[Start of Attachment]
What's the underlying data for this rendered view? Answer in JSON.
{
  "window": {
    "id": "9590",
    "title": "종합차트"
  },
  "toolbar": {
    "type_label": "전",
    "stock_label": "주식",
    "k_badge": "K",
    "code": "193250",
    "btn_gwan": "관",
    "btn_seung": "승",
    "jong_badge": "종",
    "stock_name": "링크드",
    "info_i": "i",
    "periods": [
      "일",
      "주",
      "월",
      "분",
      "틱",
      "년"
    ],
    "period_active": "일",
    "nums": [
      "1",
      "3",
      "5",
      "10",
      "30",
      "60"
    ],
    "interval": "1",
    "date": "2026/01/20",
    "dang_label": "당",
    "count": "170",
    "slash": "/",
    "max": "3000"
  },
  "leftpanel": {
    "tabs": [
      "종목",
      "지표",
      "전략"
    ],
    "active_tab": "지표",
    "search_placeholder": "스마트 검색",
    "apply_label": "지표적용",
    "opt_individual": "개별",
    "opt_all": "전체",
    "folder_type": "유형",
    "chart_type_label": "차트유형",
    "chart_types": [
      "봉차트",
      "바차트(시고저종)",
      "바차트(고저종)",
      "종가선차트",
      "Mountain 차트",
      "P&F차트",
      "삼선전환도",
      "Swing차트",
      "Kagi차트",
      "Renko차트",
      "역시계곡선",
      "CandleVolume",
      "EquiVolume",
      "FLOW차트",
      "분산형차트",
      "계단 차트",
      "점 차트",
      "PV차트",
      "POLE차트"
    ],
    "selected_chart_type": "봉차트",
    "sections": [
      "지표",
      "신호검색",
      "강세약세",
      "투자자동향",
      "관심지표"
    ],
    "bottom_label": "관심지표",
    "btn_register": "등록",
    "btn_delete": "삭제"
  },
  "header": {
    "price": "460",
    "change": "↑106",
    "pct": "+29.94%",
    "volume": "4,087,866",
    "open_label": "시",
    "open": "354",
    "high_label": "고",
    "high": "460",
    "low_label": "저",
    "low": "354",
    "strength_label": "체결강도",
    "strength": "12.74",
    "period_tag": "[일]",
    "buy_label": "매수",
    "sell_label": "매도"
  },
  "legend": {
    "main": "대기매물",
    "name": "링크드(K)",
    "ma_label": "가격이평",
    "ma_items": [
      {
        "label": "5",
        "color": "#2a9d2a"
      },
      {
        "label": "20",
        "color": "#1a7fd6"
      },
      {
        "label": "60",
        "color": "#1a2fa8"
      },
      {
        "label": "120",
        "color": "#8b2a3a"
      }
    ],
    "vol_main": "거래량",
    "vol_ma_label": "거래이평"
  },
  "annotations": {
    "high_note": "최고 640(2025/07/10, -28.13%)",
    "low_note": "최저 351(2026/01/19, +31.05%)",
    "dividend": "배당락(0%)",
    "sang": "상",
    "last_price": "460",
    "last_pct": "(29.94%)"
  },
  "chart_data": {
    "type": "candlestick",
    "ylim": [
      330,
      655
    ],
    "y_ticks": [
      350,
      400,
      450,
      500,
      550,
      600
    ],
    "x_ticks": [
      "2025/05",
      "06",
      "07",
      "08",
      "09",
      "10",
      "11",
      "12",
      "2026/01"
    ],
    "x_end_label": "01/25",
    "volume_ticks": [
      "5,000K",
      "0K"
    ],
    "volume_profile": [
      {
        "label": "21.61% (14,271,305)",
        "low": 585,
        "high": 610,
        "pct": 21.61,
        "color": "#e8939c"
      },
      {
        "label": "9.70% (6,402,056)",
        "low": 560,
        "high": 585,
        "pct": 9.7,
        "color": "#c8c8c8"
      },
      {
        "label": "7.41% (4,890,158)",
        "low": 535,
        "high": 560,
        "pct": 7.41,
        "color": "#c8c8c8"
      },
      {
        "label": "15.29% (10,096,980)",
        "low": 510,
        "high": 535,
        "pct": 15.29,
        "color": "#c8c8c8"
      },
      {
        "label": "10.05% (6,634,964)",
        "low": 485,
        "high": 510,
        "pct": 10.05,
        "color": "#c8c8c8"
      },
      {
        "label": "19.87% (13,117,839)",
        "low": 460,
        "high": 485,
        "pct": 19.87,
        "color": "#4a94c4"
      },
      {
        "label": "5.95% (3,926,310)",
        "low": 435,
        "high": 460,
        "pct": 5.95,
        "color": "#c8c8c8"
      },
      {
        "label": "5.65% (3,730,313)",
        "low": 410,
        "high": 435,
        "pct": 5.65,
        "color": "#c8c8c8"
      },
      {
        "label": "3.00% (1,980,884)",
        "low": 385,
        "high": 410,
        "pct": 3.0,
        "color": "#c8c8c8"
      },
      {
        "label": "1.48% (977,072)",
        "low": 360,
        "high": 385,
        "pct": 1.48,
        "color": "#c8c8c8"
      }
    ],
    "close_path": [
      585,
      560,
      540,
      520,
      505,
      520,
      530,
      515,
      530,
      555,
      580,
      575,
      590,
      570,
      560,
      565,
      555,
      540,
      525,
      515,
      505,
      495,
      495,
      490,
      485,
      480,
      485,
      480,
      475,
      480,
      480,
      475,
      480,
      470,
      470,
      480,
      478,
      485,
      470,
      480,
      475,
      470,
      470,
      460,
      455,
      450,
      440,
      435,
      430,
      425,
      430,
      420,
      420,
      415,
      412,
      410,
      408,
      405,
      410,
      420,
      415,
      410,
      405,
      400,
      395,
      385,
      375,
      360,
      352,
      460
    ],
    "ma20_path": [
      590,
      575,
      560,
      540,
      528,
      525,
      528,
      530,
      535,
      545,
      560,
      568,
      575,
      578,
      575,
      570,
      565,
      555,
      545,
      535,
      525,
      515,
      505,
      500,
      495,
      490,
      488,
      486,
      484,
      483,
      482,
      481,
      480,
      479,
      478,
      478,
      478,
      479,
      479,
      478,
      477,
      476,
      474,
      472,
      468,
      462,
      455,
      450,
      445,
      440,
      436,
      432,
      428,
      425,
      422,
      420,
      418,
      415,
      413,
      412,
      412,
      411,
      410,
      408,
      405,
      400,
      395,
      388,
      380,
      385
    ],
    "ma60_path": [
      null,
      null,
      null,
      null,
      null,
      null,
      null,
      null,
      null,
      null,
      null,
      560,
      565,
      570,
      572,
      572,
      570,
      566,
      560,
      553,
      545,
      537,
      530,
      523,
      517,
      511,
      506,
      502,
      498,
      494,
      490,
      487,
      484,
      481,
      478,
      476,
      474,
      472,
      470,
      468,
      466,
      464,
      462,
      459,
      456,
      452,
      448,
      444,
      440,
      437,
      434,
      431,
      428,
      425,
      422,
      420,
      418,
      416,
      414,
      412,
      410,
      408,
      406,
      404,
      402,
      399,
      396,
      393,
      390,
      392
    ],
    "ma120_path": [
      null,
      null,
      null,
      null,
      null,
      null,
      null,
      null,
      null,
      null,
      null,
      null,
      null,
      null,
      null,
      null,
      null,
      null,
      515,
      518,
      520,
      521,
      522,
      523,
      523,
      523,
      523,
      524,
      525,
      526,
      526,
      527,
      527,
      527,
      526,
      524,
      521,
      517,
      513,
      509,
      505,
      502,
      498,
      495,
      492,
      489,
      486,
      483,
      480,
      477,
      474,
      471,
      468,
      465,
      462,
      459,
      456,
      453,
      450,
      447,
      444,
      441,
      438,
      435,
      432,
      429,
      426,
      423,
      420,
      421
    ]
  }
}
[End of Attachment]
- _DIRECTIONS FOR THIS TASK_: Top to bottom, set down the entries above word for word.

- _THE ANSWER_:
What's the underlying data for this rendered view? Answer in JSON.
{
  "window": {
    "id": "9590",
    "title": "종합차트"
  },
  "toolbar": {
    "type_label": "전",
    "stock_label": "주식",
    "k_badge": "K",
    "code": "193250",
    "btn_gwan": "관",
    "btn_seung": "승",
    "jong_badge": "종",
    "stock_name": "링크드",
    "info_i": "i",
    "periods": [
      "일",
      "주",
      "월",
      "분",
      "틱",
      "년"
    ],
    "period_active": "일",
    "nums": [
      "1",
      "3",
      "5",
      "10",
      "30",
      "60"
    ],
    "interval": "1",
    "date": "2026/01/20",
    "dang_label": "당",
    "count": "170",
    "slash": "/",
    "max": "3000"
  },
  "leftpanel": {
    "tabs": [
      "종목",
      "지표",
      "전략"
    ],
    "active_tab": "지표",
    "search_placeholder": "스마트 검색",
    "apply_label": "지표적용",
    "opt_individual": "개별",
    "opt_all": "전체",
    "folder_type": "유형",
    "chart_type_label": "차트유형",
    "chart_types": [
      "봉차트",
      "바차트(시고저종)",
      "바차트(고저종)",
      "종가선차트",
      "Mountain 차트",
      "P&F차트",
      "삼선전환도",
      "Swing차트",
      "Kagi차트",
      "Renko차트",
      "역시계곡선",
      "CandleVolume",
      "EquiVolume",
      "FLOW차트",
      "분산형차트",
      "계단 차트",
      "점 차트",
      "PV차트",
      "POLE차트"
    ],
    "selected_chart_type": "봉차트",
    "sections": [
      "지표",
      "신호검색",
      "강세약세",
      "투자자동향",
      "관심지표"
    ],
    "bottom_label": "관심지표",
    "btn_register": "등록",
    "btn_delete": "삭제"
  },
  "header": {
    "price": "460",
    "change": "↑106",
    "pct": "+29.94%",
    "volume": "4,087,866",
    "open_label": "시",
    "open": "354",
    "high_label": "고",
    "high": "460",
    "low_label": "저",
    "low": "354",
    "strength_label": "체결강도",
    "strength": "12.74",
    "period_tag": "[일]",
    "buy_label": "매수",
    "sell_label": "매도"
  },
  "legend": {
    "main": "대기매물",
    "name": "링크드(K)",
    "ma_label": "가격이평",
    "ma_items": [
      {
        "label": "5",
        "color": "#2a9d2a"
      },
      {
        "label": "20",
        "color": "#1a7fd6"
      },
      {
        "label": "60",
        "color": "#1a2fa8"
      },
      {
        "label": "120",
        "color": "#8b2a3a"
      }
    ],
    "vol_main": "거래량",
    "vol_ma_label": "거래이평"
  },
  "annotations": {
    "high_note": "최고 640(2025/07/10, -28.13%)",
    "low_note": "최저 351(2026/01/19, +31.05%)",
    "dividend": "배당락(0%)",
    "sang": "상",
    "last_price": "460",
    "last_pct": "(29.94%)"
  },
  "chart_data": {
    "type": "candlestick",
    "ylim": [
      330,
      655
    ],
    "y_ticks": [
      350,
      400,
      450,
      500,
      550,
      600
    ],
    "x_ticks": [
      "2025/05",
      "06",
      "07",
      "08",
      "09",
      "10",
      "11",
      "12",
      "2026/01"
    ],
    "x_end_label": "01/25",
    "volume_ticks": [
      "5,000K",
      "0K"
    ],
    "volume_profile": [
      {
        "label": "21.61% (14,271,305)",
        "low": 585,
        "high": 610,
        "pct": 21.61,
        "color": "#e8939c"
      },
      {
        "label": "9.70% (6,402,056)",
        "low": 560,
        "high": 585,
        "pct": 9.7,
        "color": "#c8c8c8"
      },
      {
        "label": "7.41% (4,890,158)",
        "low": 535,
        "high": 560,
        "pct": 7.41,
        "color": "#c8c8c8"
      },
      {
        "label": "15.29% (10,096,980)",
        "low": 510,
        "high": 535,
        "pct": 15.29,
        "color": "#c8c8c8"
      },
      {
        "label": "10.05% (6,634,964)",
        "low": 485,
        "high": 510,
        "pct": 10.05,
        "color": "#c8c8c8"
      },
      {
        "label": "19.87% (13,117,839)",
        "low": 460,
        "high": 485,
        "pct": 19.87,
        "color": "#4a94c4"
      },
      {
        "label": "5.95% (3,926,310)",
        "low": 435,
        "high": 460,
        "pct": 5.95,
        "color": "#c8c8c8"
      },
      {
        "label": "5.65% (3,730,313)",
        "low": 410,
        "high": 435,
        "pct": 5.65,
        "color": "#c8c8c8"
      },
      {
        "label": "3.00% (1,980,884)",
        "low": 385,
        "high": 410,
        "pct": 3.0,
        "color": "#c8c8c8"
      },
      {
        "label": "1.48% (977,072)",
        "low": 360,
        "high": 385,
        "pct": 1.48,
        "color": "#c8c8c8"
      }
    ],
    "close_path": [
      585,
      560,
      540,
      520,
      505,
      520,
      530,
      515,
      530,
      555,
      580,
      575,
      590,
      570,
      560,
      565,
      555,
      540,
      525,
      515,
      505,
      495,
      495,
      490,
      485,
      480,
      485,
      480,
      475,
      480,
      480,
      475,
      480,
      470,
      470,
      480,
      478,
      485,
      470,
      480,
      475,
      470,
      470,
      460,
      455,
      450,
      440,
      435,
      430,
      425,
      430,
      420,
      420,
      415,
      412,
      410,
      408,
      405,
      410,
      420,
      415,
      410,
      405,
      400,
      395,
      385,
      375,
      360,
      352,
      460
    ],
    "ma20_path": [
      590,
      575,
      560,
      540,
      528,
      525,
      528,
      530,
      535,
      545,
      560,
      568,
      575,
      578,
      575,
      570,
      565,
      555,
      545,
      535,
      525,
      515,
      505,
      500,
      495,
      490,
      488,
      486,
      484,
      483,
      482,
      481,
      480,
      479,
      478,
      478,
      478,
      479,
      479,
      478,
      477,
      476,
      474,
      472,
      468,
      462,
      455,
      450,
      445,
      440,
      436,
      432,
      428,
      425,
      422,
      420,
      418,
      415,
      413,
      412,
      412,
      411,
      410,
      408,
      405,
      400,
      395,
      388,
      380,
      385
    ],
    "ma60_path": [
      null,
      null,
      null,
      null,
      null,
      null,
      null,
      null,
      null,
      null,
      null,
      560,
      565,
      570,
      572,
      572,
      570,
      566,
      560,
      553,
      545,
      537,
      530,
      523,
      517,
      511,
      506,
      502,
      498,
      494,
      490,
      487,
      484,
      481,
      478,
      476,
      474,
      472,
      470,
      468,
      466,
      464,
      462,
      459,
      456,
      452,
      448,
      444,
      440,
      437,
      434,
      431,
      428,
      425,
      422,
      420,
      418,
      416,
      414,
      412,
      410,
      408,
      406,
      404,
      402,
      399,
      396,
      393,
      390,
      392
    ],
    "ma120_path": [
      null,
      null,
      null,
      null,
      null,
      null,
      null,
      null,
      null,
      null,
      null,
      null,
      null,
      null,
      null,
      null,
      null,
      null,
      515,
      518,
      520,
      521,
      522,
      523,
      523,
      523,
      523,
      524,
      525,
      526,
      526,
      527,
      527,
      527,
      526,
      524,
      521,
      517,
      513,
      509,
      505,
      502,
      498,
      495,
      492,
      489,
      486,
      483,
      480,
      477,
      474,
      471,
      468,
      465,
      462,
      459,
      456,
      453,
      450,
      447,
      444,
      441,
      438,
      435,
      432,
      429,
      426,
      423,
      420,
      421
    ]
  }
}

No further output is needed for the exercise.